DEMO — A Demo of Epistemic Modelling
, 2006
"... This paper introduces and documents DEMO, a Dynamic Epistemic Modelling tool. DEMO allows modelling epistemic updates, graphical display of update results, graphical display of action models, formula evaluation in epistemic models, translation of dynamic epistemic formulas to PDL formulas. Also, DEM ..."
Abstract
 Add to MetaCart
This paper introduces and documents DEMO, a Dynamic Epistemic Modelling tool. DEMO allows modelling epistemic updates, graphical display of update results, graphical display of action models, formula evaluation in epistemic models, translation of dynamic epistemic formulas to PDL formulas. Also, DEMO implements the reduction of dynamic epistemic logic [22, 2, 3, 1] to PDL given in [17] and presented in the context of generic languages for communication and change in [6]. Epistemic models are minimized under bisimulation, and update action models are simplified under action emulation (an appropriate structural notion for having the same update effect, cf. [19]). The paper is an exemplar of tool building for epistemic update logic.
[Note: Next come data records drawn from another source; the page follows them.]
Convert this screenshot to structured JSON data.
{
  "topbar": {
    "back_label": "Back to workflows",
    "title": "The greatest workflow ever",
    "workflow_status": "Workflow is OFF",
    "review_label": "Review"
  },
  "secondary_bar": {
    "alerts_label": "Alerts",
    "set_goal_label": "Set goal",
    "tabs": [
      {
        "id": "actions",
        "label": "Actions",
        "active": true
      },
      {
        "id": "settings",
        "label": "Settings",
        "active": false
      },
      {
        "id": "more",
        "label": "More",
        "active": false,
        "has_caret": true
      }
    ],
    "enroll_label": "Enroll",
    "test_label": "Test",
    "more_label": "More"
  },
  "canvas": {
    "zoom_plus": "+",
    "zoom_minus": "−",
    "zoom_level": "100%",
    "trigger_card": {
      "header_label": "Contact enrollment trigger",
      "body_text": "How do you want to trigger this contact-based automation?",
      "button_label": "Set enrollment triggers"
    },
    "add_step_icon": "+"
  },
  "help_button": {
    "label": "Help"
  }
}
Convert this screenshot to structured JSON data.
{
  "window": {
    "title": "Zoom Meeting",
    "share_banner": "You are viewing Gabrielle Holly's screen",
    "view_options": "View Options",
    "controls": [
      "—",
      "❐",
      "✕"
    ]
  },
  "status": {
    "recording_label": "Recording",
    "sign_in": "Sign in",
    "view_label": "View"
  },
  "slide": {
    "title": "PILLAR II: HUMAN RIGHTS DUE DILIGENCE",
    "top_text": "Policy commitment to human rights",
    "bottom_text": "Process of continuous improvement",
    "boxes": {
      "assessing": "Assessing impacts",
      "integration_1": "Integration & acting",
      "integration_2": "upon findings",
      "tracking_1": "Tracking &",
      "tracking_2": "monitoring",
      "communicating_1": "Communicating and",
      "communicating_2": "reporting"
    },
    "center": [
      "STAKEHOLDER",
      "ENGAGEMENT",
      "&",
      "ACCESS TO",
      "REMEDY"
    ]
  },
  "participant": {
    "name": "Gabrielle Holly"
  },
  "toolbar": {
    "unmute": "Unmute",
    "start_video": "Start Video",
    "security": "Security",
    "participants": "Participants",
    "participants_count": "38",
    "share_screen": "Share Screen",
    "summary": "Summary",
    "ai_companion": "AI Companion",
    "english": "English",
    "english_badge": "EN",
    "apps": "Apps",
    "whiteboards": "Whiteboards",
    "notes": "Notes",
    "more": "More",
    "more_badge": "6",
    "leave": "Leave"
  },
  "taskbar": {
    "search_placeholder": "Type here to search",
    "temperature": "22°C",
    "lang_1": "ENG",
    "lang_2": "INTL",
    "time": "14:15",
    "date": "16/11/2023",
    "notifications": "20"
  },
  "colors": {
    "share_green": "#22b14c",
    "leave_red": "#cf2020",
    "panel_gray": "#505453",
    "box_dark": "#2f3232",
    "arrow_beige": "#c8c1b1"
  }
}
It contains the essential code of an implementation in Haskell [27], in ‘literate programming ’ style [28], of DEMO.